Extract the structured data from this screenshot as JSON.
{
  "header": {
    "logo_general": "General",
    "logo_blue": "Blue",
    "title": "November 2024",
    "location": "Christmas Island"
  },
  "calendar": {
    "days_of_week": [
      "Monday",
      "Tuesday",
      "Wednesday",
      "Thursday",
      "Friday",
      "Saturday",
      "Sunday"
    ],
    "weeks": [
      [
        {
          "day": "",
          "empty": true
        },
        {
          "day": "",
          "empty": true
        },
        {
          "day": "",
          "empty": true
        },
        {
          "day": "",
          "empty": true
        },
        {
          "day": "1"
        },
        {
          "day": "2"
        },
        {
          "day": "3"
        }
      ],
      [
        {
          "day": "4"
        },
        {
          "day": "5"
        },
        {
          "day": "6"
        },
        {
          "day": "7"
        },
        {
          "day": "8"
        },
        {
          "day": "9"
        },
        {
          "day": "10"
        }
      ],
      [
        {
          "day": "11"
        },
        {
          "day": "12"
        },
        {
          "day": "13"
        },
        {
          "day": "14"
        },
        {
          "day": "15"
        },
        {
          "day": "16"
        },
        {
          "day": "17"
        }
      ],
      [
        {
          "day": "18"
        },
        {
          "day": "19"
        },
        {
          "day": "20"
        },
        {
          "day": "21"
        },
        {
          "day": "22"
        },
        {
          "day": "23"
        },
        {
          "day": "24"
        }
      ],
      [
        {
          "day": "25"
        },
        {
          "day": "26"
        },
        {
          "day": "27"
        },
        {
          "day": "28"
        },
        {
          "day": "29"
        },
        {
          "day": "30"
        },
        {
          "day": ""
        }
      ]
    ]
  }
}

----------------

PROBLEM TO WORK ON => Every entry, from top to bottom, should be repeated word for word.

OUTPUT FOR THIS EXERCISE =>
Extract the structured data from this screenshot as JSON.
{
  "header": {
    "logo_general": "General",
    "logo_blue": "Blue",
    "title": "November 2024",
    "location": "Christmas Island"
  },
  "calendar": {
    "days_of_week": [
      "Monday",
      "Tuesday",
      "Wednesday",
      "Thursday",
      "Friday",
      "Saturday",
      "Sunday"
    ],
    "weeks": [
      [
        {
          "day": "",
          "empty": true
        },
        {
          "day": "",
          "empty": true
        },
        {
          "day": "",
          "empty": true
        },
        {
          "day": "",
          "empty": true
        },
        {
          "day": "1"
        },
        {
          "day": "2"
        },
        {
          "day": "3"
        }
      ],
      [
        {
          "day": "4"
        },
        {
          "day": "5"
        },
        {
          "day": "6"
        },
        {
          "day": "7"
        },
        {
          "day": "8"
        },
        {
          "day": "9"
        },
        {
          "day": "10"
        }
      ],
      [
        {
          "day": "11"
        },
        {
          "day": "12"
        },
        {
          "day": "13"
        },
        {
          "day": "14"
        },
        {
          "day": "15"
        },
        {
          "day": "16"
        },
        {
          "day": "17"
        }
      ],
      [
        {
          "day": "18"
        },
        {
          "day": "19"
        },
        {
          "day": "20"
        },
        {
          "day": "21"
        },
        {
          "day": "22"
        },
        {
          "day": "23"
        },
        {
          "day": "24"
        }
      ],
      [
        {
          "day": "25"
        },
        {
          "day": "26"
        },
        {
          "day": "27"
        },
        {
          "day": "28"
        },
        {
          "day": "29"
        },
        {
          "day": "30"
        },
        {
          "day": ""
        }
      ]
    ]
  }
}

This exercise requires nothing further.